Bristol CEO touts successful biopharma blitz after big hep C play

Bristol-Myers Squibb ($BMY) mounted an enviable makeover from a diversified company to a biopharma force over the past several years, with the famed "String of Pearls" strategy advanced to buy biotechs that brought BMS new drugs and science. Bristol-Myers CEO Lamberto Andreotti told folks in San Francisco on Tuesday that his company is sticking to the dealmaking model to fuel further growth, The Associated Press reported.

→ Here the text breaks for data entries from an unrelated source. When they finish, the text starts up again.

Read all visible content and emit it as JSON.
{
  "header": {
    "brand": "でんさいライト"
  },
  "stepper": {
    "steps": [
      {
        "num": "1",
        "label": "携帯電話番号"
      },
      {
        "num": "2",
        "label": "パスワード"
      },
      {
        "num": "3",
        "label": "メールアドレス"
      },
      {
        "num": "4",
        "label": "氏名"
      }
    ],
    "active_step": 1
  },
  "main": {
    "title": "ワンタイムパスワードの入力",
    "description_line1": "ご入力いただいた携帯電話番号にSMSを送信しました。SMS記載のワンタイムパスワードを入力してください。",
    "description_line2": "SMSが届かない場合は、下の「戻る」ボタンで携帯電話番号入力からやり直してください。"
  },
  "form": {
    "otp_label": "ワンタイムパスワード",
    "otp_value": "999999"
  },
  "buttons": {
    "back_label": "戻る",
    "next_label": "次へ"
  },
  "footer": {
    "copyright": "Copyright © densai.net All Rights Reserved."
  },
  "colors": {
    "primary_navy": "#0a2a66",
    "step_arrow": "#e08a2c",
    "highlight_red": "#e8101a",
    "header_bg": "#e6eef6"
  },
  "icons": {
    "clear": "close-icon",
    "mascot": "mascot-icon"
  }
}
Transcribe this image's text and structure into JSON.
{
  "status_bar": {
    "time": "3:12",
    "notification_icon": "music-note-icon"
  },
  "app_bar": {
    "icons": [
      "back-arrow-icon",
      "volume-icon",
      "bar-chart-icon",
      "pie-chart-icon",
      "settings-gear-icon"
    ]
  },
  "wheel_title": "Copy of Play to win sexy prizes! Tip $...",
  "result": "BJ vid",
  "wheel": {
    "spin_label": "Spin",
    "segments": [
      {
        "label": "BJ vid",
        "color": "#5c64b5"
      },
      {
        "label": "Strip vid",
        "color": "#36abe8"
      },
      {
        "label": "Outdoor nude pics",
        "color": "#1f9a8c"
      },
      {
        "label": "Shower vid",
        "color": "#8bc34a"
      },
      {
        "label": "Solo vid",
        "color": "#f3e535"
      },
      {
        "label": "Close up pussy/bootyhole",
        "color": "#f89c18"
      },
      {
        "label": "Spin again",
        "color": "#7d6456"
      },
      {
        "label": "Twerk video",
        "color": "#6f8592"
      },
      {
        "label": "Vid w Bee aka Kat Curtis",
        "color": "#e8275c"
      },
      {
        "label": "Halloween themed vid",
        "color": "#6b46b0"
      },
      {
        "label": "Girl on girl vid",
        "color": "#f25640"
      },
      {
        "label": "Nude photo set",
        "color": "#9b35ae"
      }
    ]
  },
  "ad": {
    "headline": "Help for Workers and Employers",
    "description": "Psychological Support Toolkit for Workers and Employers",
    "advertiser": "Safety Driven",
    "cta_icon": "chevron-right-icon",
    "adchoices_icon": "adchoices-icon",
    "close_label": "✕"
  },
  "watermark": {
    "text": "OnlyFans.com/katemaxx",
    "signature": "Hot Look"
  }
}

Biotech dealmakers and analysts have cheered the buyout strategy. Bristol-Myers has been one of the most active acquirers of biotechs around and doubled down this week with plans to scoop up hepatitis C drug developer Inhibitex ($INHX) for $2.5 billion. While gobbling up biotechs including Medarex (developer of Yervoy) and Adnexus Therapeutics over the past 5 years, Bristol-Myers' stock has outperformed those of companies that have stayed diversified with nonbiopharma businesses such as Merck ($MRK) and Pfizer ($PFE).

"Diversification can take many forms. We have not felt the need to diversify into OTC or generics or diagnostics," Andreotti said during the J.P. Morgan Healthcare Conference in San Francisco, as quoted by the AP. He also noted: "Business development remains our top priority."

With the stellar results of Bristol's strategy, there are plenty of pharma groups that would like to rip a page out of its playbook. Teva Pharmaceutical, of course, made perhaps the most aggressive move to copy the playbook, poaching Bristol's chief dealmaker Jeremy Levin, who was named the Israel-based group's new chief executive. And Sanofi ($SNY) CEO Chris Viehbacher told Bloomberg this week about his own plans to string together a series of buyouts this year to the tune of $2.6 billion to boost growth (yet he's open to looking outside biopharma to areas such as animal health).

With 2012 forecast to be a big year of deals as big biotechs and pharmas patch up their pipelines, expect to hear about more CEOs sporting their own "String of Pearls" strategies.

- here's the AP story